Stored dataset items:
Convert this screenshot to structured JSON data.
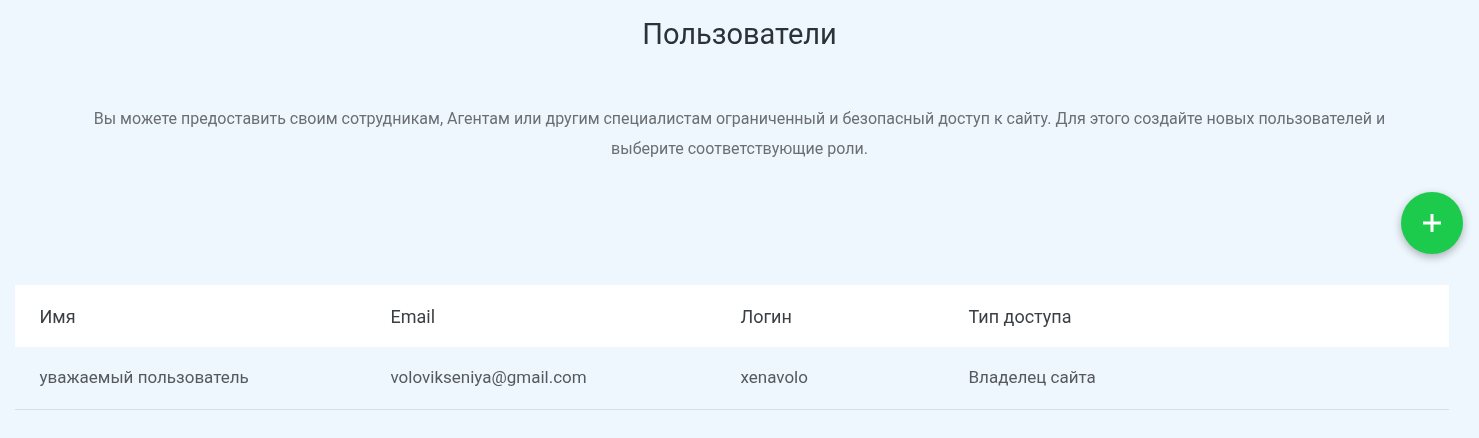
{
  "title": "Пользователи",
  "description": "Вы можете предоставить своим сотрудникам, Агентам или другим специалистам ограниченный и безопасный доступ к сайту. Для этого создайте новых пользователей и выберите соответствующие роли.",
  "table": {
    "columns": [
      "Имя",
      "Email",
      "Логин",
      "Тип доступа"
    ],
    "rows": [
      [
        "уважаемый пользователь",
        "volovikseniya@gmail.com",
        "xenavolo",
        "Владелец сайта"
      ]
    ]
  }
}
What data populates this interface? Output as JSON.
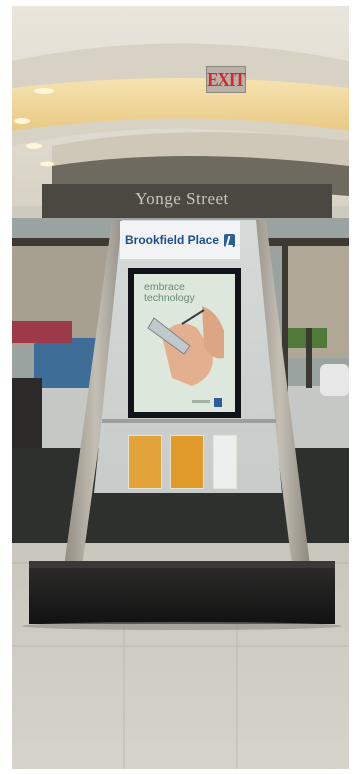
{
  "scene": {
    "exit_sign": "EXIT",
    "street_name": "Yonge Street",
    "kiosk": {
      "brand": "Brookfield Place",
      "poster_headline": "embrace technology"
    }
  },
  "icons": {
    "brand_logo": "brookfield-logo-icon",
    "pen_hand": "hand-with-stylus-icon"
  },
  "colors": {
    "brand_blue": "#1d4f8c",
    "exit_red": "#d8262b",
    "brochure_orange": "#e5a128",
    "base_black": "#1c1b1b"
  }
}
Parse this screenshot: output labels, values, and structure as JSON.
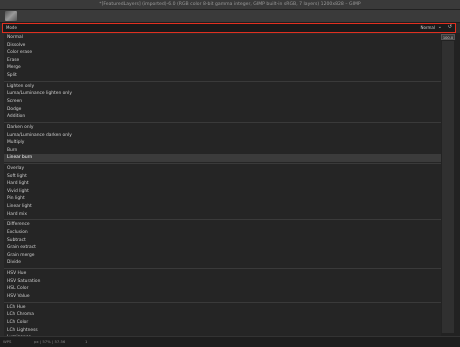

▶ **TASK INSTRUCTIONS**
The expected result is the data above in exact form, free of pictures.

▶ **WRITTEN RESPONSE**
Convert this screenshot to structured JSON data.
{
  "title": "Пользователи",
  "description": "Вы можете предоставить своим сотрудникам, Агентам или другим специалистам ограниченный и безопасный доступ к сайту. Для этого создайте новых пользователей и выберите соответствующие роли.",
  "table": {
    "columns": [
      "Имя",
      "Email",
      "Логин",
      "Тип доступа"
    ],
    "rows": [
      [
        "уважаемый пользователь",
        "volovikseniya@gmail.com",
        "xenavolo",
        "Владелец сайта"
      ]
    ]
  }
}
What data populates this interface? Output as JSON.
{
  "scene": {
    "exit_sign": "EXIT",
    "street_name": "Yonge Street",
    "kiosk": {
      "brand": "Brookfield Place",
      "poster_headline": "embrace technology"
    }
  },
  "icons": {
    "brand_logo": "brookfield-logo-icon",
    "pen_hand": "hand-with-stylus-icon"
  },
  "colors": {
    "brand_blue": "#1d4f8c",
    "exit_red": "#d8262b",
    "brochure_orange": "#e5a128",
    "base_black": "#1c1b1b"
  }
}
Parse this screenshot: output labels, values, and structure as JSON.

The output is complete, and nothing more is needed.